Recent archaeological finds in China indicate that Indo-European culture also penetrated the Han Chinese region much earlier than previously thought. From 2000-400 BC, China hosted the Indo-European Gushi culture, who cultivated and collected potent strains of female cannabis for spiritual and likely medicinal purposes, as attested to the over two pounds of the herb which accompanied a 2700 year old Shaman’s tomb . Undoubtedly the Gushi culture came into contact with indigenous Han Chinese users, who recognized cannabis as the “plant of immortality” and where it had a huge influence on the Taoist religion .
In China, the local indigenous name hu-ma term stuck to the plant, and was exported with it into the Bactria-Margiana region of Afghanistan, where the discovery of a 4000 year old temple has shown that a mixture of cannabis and Ephedra was made in to drink known as Haoma , the sacrament of the Avestan religion, and later Zoroastrians. From Afghanistan cannabis and the sacred beverage made from it were travelled with the Indo Europeans to India, where linguistic changes resulted in its name Soma, the psychoactive beverage that inspired the Vedic religion, and as a result the sacramental use of hemp has survived in Indian religions such as Hinduism and Sikhism. and through both Indian Persian Zoroastrian influences cannabis use filtered into the Islamic Sufi movement.

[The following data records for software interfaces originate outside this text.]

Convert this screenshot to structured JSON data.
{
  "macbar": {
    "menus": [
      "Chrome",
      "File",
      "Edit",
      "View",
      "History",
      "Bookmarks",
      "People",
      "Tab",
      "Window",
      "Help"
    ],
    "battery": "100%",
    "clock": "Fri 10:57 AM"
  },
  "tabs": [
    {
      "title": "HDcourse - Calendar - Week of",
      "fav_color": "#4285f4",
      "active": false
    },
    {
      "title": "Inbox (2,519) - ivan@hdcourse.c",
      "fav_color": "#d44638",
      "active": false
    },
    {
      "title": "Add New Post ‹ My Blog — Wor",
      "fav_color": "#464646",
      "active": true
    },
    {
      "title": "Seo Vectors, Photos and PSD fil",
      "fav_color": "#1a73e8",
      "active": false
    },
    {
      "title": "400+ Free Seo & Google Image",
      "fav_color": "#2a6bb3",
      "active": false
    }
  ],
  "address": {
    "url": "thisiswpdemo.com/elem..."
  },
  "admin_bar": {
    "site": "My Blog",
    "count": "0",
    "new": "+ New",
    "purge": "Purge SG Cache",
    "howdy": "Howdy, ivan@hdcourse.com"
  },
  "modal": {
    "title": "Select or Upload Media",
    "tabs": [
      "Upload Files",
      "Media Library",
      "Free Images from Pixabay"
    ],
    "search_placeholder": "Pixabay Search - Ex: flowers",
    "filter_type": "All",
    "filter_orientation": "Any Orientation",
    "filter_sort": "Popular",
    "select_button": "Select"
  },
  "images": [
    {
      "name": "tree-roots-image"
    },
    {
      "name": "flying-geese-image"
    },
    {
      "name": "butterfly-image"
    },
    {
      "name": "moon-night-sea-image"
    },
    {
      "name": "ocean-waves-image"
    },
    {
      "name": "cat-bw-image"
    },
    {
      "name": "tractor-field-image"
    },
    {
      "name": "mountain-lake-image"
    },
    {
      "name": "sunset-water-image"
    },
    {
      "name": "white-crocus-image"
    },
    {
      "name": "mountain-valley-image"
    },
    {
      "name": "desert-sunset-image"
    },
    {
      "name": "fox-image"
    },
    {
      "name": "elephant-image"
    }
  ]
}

Thus in answer to the question “Can Smoking Marijuana be Considered a Religion?!”, I would state: Cannabis – the once and future tree of life – is the inspirational fountain from which whole religions have sprung forth!
“Religious use of psychedelic plants is a civil rights issue; its restriction is the repression of a legitimate religious sensibility. In fact, it is not a religious sensibility that is being repressed, but the religious sensibility, an experience of religion based the plant-human relationships that were in place long before the advent of history.” –Terrence Mckenna (1946-2000)